https://social.msdn.microsoft.com/Forums/en-US/cf584e19-af0d-42d4-8aa5-bc9a2d06be3a/why-clipped-geometry-is-not-equal-to-drawn-geometry[^]

But it's not necessarily related to drawing, geometry operations like Exclude play a part in this. Try the following example:

C#

void Light() { canvas.Children.Clear(); Geometry linesgeom = this.lines.RenderedGeometry; for (double i = thickness; i > 0; ) { var geom1 = linesgeom.GetWidenedPathGeometry(new Pen(Brushes.Transparent, i--)); var geom2 = linesgeom.GetWidenedPathGeometry(new Pen(Brushes.Transparent, i)); var combined = Geometry.Combine(geom1, geom2, GeometryCombineMode.Exclude, null); combined = Geometry.Combine(combined, geom1, GeometryCombineMode.Exclude, null); if (!combined.IsEmpty()) { canvas.Children.Add(new Path { Data = combined, Stroke = Brushes.Blue, Fill = Brushes.Red }); } } }

In this example geom2 is exclude from geom1 and then geom1 is excluded from the result. Theoretically the final result should be empty and if you try this with a straight line you'll see that nothing is displayed. But as soon you try it with a more complex line blue lines start to show up. Those lines reflect the inexact result of geometric operations.

Think about it, any such operations will require computing line intersection points. The coordinates of the intersection point of 2 lines are rational numbers even if the points that determine those 2 lines have integer coordinates. For example, lines (0,0)-(3,1) and (1,0)-(1,1) intersect at (1,1/3). That 1/3 cannot be represented exactly using standard numeric types like int, float and double.

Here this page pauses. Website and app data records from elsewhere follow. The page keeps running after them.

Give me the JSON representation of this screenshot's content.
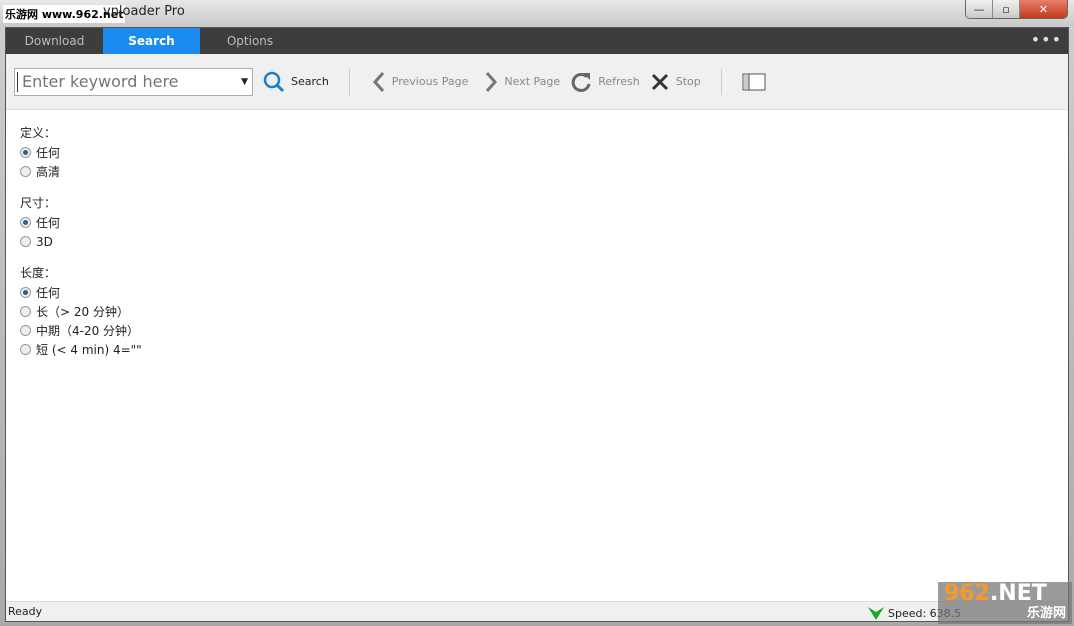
{
  "window": {
    "watermark": "乐游网 www.962.net",
    "title": "vnloader Pro",
    "minimize": "—",
    "maximize": "▫",
    "close": "✕"
  },
  "tabs": [
    {
      "label": "Download"
    },
    {
      "label": "Search",
      "active": true
    },
    {
      "label": "Options"
    }
  ],
  "more": "•••",
  "toolbar": {
    "search_placeholder": "Enter keyword here",
    "search": "Search",
    "previous": "Previous Page",
    "next": "Next Page",
    "refresh": "Refresh",
    "stop": "Stop"
  },
  "filters": [
    {
      "label": "定义：",
      "options": [
        {
          "label": "任何",
          "selected": true
        },
        {
          "label": "高清",
          "selected": false
        }
      ]
    },
    {
      "label": "尺寸：",
      "options": [
        {
          "label": "任何",
          "selected": true
        },
        {
          "label": "3D",
          "selected": false
        }
      ]
    },
    {
      "label": "长度：",
      "options": [
        {
          "label": "任何",
          "selected": true
        },
        {
          "label": "长（> 20 分钟）",
          "selected": false
        },
        {
          "label": "中期（4-20 分钟）",
          "selected": false
        },
        {
          "label": "短 (< 4 min) 4=\"\"",
          "selected": false
        }
      ]
    }
  ],
  "status": {
    "text": "Ready",
    "speed": "Speed: 638.5",
    "speed_color": "#1aa82a"
  },
  "logo": {
    "brand": "962",
    "suffix": ".NET",
    "cn": "乐游网"
  },
  "colors": {
    "accent": "#1a8cf0",
    "tabbar": "#3d3d3d"
  }
}
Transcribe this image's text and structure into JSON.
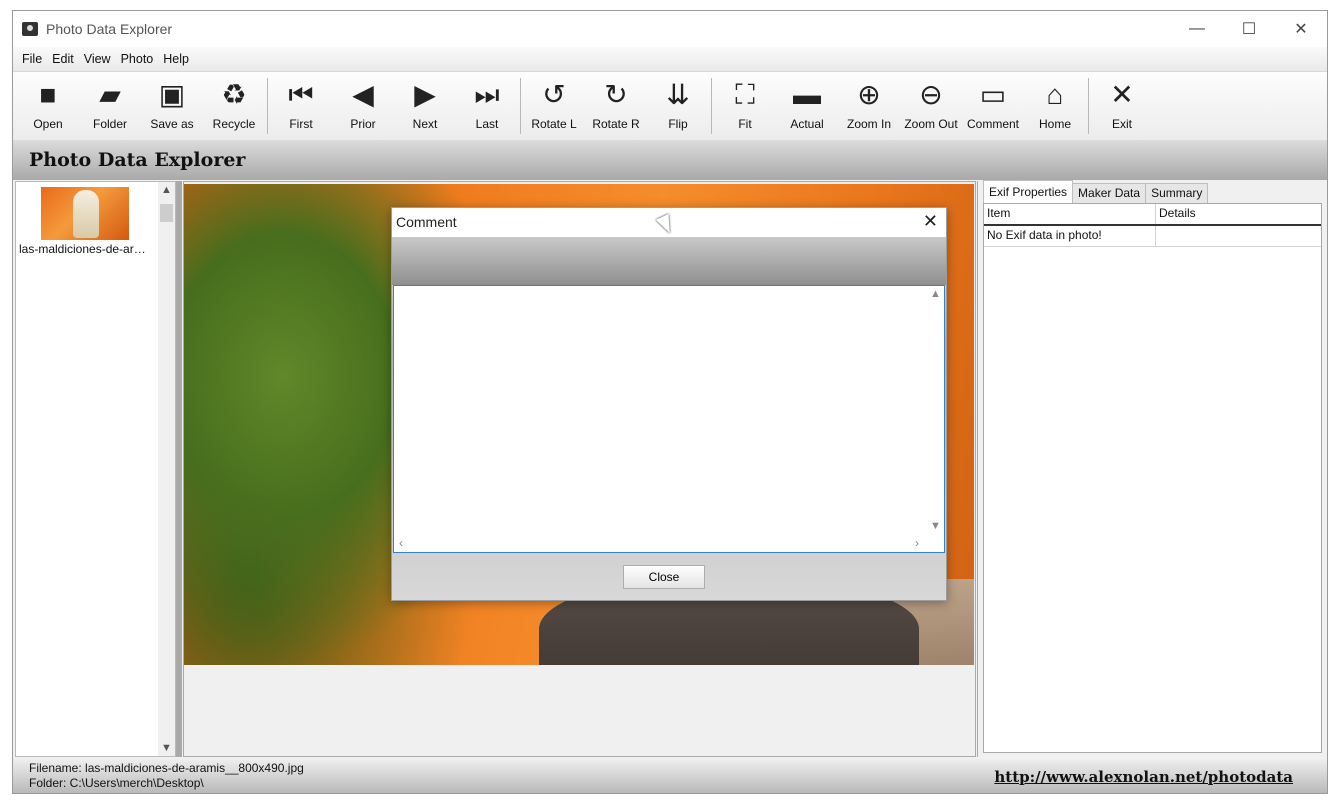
{
  "window": {
    "title": "Photo Data Explorer",
    "controls": [
      "—",
      "☐",
      "✕"
    ]
  },
  "menu": [
    "File",
    "Edit",
    "View",
    "Photo",
    "Help"
  ],
  "toolbar": [
    {
      "label": "Open",
      "icon": "■"
    },
    {
      "label": "Folder",
      "icon": "▰"
    },
    {
      "label": "Save as",
      "icon": "▣"
    },
    {
      "label": "Recycle",
      "icon": "♻"
    },
    {
      "label": "First",
      "icon": "⏮"
    },
    {
      "label": "Prior",
      "icon": "◀"
    },
    {
      "label": "Next",
      "icon": "▶"
    },
    {
      "label": "Last",
      "icon": "⏭"
    },
    {
      "label": "Rotate L",
      "icon": "↺"
    },
    {
      "label": "Rotate R",
      "icon": "↻"
    },
    {
      "label": "Flip",
      "icon": "⇊"
    },
    {
      "label": "Fit",
      "icon": "⛶"
    },
    {
      "label": "Actual",
      "icon": "▬"
    },
    {
      "label": "Zoom In",
      "icon": "⊕"
    },
    {
      "label": "Zoom Out",
      "icon": "⊖"
    },
    {
      "label": "Comment",
      "icon": "▭"
    },
    {
      "label": "Home",
      "icon": "⌂"
    },
    {
      "label": "Exit",
      "icon": "✕"
    }
  ],
  "header": {
    "title": "Photo Data Explorer"
  },
  "thumbnails": [
    {
      "label": "las-maldiciones-de-ar…"
    }
  ],
  "right_panel": {
    "tabs": [
      "Exif Properties",
      "Maker Data",
      "Summary"
    ],
    "columns": [
      "Item",
      "Details"
    ],
    "rows": [
      [
        "No Exif data in photo!",
        ""
      ]
    ]
  },
  "status": {
    "filename": "Filename: las-maldiciones-de-aramis__800x490.jpg",
    "folder": "Folder: C:\\Users\\merch\\Desktop\\",
    "link": "http://www.alexnolan.net/photodata"
  },
  "dialog": {
    "title": "Comment",
    "close_icon": "✕",
    "text": "",
    "button": "Close"
  }
}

It's technically possible to use custom rational types to perform such computations but in the end you still have to convert to float (because that's what DirectX understands) and ultimately to integer (because screen pixels have integer coordinates). Somewhere along the way some inaccuracies will sneak in.